India, despite initial setbacks from demonetisation and Goods and Services Tax (GST), is estimated to have grown at 6.7 percent in 2017, according to the 2018 Global Economics Prospect released by the World Bank
World Bank in its latest report is bullish on India’s growth prospects ahead. India, despite initial setbacks from demonetisation and Goods and Services Tax (GST), is estimated to have grown at 6.7 percent in 2017, according to the 2018 Global Economics Prospect released by the World Bank here on Tuesday. India’s GDP growth will pick up to 7.3% in 2018-19 and to 7.5% for the next two years, said World Bank. “In all likelihood, India is going to register higher growth rate than other major emerging market economies in the next decade. So, I wouldn’t focus on the short-term numbers. I would look at the big picture for India and the big picture is telling us that it has enormous potential,” Ayhan Kose, Director, Development Prospects Group, World Bank, told PTI in an interview.He said in comparison with China, which is slowing, the World Bank is expecting India to gradually accelerate.
“The growth numbers of the past three years were very healthy,” Kose, author of the report, said. And in the next two years, the country’s growth rate will drop marginally to 6.3 and 6.2 percent, respectively.To materialise its potential, India, Kose said, needs to take steps to boost investment prospects.There are measures underway to do in terms of non- performing loans and productivity, he said.”On the productivity side, India has enormous potential with respect to secondary education completion rate.

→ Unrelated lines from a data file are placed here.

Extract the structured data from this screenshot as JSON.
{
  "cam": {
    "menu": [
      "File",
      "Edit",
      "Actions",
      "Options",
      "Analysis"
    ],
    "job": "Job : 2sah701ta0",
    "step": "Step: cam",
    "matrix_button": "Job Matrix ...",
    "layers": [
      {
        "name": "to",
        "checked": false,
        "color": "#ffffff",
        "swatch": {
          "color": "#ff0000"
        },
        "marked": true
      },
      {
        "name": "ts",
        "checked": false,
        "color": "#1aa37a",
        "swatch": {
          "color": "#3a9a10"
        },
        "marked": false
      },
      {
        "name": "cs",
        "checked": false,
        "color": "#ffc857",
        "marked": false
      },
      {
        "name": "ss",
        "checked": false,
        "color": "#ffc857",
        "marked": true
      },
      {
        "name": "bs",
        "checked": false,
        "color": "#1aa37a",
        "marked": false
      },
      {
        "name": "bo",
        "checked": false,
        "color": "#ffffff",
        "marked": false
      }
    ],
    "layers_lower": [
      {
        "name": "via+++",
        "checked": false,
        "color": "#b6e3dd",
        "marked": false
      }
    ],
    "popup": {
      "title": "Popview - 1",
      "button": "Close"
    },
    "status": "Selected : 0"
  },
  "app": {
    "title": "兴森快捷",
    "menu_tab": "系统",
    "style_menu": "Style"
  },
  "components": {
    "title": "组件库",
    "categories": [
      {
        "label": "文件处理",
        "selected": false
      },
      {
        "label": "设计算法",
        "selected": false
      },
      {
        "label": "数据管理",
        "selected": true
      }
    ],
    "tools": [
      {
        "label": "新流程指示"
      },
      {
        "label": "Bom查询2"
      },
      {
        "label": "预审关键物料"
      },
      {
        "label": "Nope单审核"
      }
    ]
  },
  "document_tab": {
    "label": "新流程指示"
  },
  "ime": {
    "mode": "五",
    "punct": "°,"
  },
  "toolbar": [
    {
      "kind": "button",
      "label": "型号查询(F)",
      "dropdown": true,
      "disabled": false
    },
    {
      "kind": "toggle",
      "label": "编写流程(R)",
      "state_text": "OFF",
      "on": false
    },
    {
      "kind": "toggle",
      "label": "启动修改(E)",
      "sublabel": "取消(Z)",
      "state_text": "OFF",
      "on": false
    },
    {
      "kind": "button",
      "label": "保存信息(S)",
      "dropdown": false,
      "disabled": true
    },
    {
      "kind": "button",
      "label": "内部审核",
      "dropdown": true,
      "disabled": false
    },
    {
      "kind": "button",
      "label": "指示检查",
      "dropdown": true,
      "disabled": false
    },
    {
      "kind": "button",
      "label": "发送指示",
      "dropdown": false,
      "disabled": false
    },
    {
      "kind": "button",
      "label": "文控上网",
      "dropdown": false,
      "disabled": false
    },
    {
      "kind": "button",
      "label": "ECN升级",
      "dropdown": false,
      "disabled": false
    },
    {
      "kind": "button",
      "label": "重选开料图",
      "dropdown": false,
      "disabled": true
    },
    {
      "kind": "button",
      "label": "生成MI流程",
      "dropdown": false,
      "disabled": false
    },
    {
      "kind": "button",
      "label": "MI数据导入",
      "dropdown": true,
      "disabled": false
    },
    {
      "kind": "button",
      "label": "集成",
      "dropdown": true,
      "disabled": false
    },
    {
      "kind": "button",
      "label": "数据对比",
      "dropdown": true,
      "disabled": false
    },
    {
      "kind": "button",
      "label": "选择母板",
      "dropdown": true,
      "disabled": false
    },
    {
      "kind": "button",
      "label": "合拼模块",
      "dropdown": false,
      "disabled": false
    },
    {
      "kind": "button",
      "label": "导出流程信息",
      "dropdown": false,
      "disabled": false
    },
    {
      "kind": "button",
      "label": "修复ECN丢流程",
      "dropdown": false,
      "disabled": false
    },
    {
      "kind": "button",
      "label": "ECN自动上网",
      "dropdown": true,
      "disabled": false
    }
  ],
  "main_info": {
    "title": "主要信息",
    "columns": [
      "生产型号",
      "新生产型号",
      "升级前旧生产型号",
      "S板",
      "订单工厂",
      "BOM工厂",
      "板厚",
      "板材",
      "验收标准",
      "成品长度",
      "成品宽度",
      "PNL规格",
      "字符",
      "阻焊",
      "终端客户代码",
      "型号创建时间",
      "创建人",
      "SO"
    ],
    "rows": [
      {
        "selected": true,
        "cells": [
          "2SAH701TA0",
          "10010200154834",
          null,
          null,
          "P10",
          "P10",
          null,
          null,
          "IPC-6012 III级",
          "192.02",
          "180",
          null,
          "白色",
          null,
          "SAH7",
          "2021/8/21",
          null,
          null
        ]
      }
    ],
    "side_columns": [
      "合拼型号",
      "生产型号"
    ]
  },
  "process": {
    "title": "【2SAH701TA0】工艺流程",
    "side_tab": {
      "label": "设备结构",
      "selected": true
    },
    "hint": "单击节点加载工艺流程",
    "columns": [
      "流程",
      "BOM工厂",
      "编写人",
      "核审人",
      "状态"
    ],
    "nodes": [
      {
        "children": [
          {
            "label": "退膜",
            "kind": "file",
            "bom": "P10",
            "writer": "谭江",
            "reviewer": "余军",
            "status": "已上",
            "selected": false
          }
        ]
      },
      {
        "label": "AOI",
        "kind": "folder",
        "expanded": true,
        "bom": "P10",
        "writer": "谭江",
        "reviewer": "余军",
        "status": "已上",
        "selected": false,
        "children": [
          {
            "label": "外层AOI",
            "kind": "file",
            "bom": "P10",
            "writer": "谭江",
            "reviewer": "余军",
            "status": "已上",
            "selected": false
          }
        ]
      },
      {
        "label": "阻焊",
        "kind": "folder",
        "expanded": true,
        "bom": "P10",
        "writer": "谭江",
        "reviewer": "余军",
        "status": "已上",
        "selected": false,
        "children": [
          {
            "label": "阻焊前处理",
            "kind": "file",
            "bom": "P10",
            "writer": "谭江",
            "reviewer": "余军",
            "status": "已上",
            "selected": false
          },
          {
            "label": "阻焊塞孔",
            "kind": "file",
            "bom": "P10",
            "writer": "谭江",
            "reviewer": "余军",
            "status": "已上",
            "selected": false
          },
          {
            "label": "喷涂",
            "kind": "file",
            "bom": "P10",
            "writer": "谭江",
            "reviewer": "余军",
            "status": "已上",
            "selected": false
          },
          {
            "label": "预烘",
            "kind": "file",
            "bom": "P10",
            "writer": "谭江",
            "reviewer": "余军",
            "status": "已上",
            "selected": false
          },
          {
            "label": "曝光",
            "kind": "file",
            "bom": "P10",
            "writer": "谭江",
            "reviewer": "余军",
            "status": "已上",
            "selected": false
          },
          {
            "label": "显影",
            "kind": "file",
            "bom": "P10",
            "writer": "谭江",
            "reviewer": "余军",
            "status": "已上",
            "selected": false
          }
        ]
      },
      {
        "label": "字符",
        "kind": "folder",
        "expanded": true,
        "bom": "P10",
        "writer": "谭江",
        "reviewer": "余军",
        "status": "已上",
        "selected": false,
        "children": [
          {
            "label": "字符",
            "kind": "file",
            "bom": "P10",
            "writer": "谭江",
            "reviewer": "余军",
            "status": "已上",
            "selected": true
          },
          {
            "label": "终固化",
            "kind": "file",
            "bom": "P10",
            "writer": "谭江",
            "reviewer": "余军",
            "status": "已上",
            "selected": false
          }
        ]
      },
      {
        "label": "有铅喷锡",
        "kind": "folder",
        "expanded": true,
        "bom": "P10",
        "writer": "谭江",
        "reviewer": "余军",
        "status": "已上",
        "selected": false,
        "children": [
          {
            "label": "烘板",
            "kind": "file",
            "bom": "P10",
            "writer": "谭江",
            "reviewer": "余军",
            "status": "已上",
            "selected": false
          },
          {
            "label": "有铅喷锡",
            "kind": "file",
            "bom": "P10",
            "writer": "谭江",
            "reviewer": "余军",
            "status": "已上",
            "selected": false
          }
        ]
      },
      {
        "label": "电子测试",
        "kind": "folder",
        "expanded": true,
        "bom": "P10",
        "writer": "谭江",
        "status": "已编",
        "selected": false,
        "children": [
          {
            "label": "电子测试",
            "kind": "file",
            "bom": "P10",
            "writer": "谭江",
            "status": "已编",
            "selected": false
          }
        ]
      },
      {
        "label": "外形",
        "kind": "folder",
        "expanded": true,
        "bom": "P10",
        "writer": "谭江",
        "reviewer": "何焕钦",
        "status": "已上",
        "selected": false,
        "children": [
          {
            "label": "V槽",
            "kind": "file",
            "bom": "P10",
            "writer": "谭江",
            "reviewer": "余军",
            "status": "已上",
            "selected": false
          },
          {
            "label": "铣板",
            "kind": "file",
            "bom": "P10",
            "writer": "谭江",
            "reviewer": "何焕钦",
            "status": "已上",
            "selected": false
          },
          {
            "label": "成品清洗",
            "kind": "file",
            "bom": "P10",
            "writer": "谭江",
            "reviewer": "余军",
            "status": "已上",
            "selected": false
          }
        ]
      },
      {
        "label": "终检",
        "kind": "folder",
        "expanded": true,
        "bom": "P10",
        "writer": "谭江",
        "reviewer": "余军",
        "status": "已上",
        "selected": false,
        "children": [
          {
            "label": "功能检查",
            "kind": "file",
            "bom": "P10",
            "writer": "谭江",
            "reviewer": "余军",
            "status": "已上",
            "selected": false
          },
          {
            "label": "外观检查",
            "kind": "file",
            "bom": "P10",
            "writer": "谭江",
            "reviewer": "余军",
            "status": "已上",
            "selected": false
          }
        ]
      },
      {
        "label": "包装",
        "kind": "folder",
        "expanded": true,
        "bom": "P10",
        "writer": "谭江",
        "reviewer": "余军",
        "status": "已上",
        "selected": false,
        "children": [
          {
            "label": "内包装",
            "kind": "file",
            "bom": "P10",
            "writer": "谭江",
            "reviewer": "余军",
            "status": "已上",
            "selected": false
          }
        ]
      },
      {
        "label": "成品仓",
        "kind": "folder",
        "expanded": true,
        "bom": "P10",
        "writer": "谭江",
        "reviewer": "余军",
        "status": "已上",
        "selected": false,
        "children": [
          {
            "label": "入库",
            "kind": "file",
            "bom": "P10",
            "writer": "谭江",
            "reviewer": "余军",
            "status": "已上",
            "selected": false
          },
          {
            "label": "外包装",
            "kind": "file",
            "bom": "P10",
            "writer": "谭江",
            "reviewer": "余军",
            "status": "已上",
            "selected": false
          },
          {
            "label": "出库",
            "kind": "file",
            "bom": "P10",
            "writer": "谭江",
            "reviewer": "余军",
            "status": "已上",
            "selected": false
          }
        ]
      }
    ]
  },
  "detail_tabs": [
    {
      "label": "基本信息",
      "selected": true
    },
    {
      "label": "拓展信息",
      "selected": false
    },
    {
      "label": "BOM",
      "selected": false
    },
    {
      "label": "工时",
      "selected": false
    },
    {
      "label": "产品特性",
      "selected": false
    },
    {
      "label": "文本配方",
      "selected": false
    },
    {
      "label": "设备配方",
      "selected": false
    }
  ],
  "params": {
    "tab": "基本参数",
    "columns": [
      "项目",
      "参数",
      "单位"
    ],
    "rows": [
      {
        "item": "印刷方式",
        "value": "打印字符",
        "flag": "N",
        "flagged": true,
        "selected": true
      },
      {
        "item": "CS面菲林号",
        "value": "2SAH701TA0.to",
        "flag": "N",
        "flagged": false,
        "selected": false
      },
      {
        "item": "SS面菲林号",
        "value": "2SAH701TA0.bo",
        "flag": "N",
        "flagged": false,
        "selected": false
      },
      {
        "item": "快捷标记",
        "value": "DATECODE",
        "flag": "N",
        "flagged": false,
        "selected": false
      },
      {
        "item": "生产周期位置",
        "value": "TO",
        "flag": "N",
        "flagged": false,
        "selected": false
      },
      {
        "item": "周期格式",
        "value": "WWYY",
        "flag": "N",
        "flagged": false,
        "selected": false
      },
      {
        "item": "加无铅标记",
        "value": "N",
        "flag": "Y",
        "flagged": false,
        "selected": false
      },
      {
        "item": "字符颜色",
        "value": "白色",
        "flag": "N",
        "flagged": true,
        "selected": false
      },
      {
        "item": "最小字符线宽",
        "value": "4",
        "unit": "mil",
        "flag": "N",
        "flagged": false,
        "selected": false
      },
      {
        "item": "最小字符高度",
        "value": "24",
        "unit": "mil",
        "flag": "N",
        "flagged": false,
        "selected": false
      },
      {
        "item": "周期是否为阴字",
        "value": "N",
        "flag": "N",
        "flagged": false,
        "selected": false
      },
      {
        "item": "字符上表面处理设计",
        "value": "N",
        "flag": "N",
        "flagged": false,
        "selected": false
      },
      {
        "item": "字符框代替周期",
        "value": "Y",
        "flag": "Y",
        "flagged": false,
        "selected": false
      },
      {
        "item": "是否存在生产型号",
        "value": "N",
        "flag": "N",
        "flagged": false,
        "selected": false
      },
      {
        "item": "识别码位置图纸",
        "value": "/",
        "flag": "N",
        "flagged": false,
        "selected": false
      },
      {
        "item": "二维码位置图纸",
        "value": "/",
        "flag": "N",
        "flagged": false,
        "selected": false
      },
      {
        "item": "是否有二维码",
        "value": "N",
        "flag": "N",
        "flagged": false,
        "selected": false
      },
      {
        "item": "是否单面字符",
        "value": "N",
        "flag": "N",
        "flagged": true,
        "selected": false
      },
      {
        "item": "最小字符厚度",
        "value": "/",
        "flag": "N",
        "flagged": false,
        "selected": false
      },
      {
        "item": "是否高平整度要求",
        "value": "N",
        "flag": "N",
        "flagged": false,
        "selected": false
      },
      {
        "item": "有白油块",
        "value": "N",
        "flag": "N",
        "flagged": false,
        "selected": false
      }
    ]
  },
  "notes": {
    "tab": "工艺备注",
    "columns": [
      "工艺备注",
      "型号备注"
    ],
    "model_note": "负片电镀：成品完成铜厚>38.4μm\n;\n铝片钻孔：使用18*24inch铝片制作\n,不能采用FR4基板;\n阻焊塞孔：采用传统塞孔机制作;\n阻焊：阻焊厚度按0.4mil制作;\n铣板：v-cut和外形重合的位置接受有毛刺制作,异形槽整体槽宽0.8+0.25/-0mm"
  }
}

All in all, improved labour market reforms, education and health reforms as well as relaxing investment bottleneck will help improve India’s prospects,” Kose said.
Ease of doing business
India leapfrogged 30 places in the recently-published Ease of Doing Business index brought out by the World Bank. This is a singular feat any country can aspire for. One key factor commentators have missed while remarking on this is India emerging as an investment hotspot, leading to a spike in mergers and acquisitions (M&As). An important point to note here is that foreign capital’s appetite to be part of the India Growth Story has been sector-agnostic. The spate of M&As that the country has witnessed despite global headwinds and domestic disruptions—though these were transient—cut across sectors and themes. There are a host of positives that are playing out in India’s favour, including macro-economic outlook and a fast-changing regulatory eco-system—and both are central to the current M&A outlook. The Indian economy has stayed resilient over the past several quarters, mainly because of a stable fisc, easing credit conditions with manageable inflation and continued progress in reforms.
If these are done, India can reach its potential easily and exceed, Kose asserted.”In fact, we expect India to do better than its potential in 2018 and move forward,” he said.India’s growth potential, he said, would be around 7 percent for the next 10 years.The Indian government is “very serious” with GST being a major turning point and banking recapitalisation programme is really important, Kose said.”The Indian government has already recognise some of these problems and undertaking measures and willing to see the outcomes of these measures,” he said.” India is a very large economy. It has a huge potential. At the same time, it has its own challenges. This government is very much aware of these challenges and is showing just doing its best in terms of dealing with them,” the World Bank official said.
With PTI inputs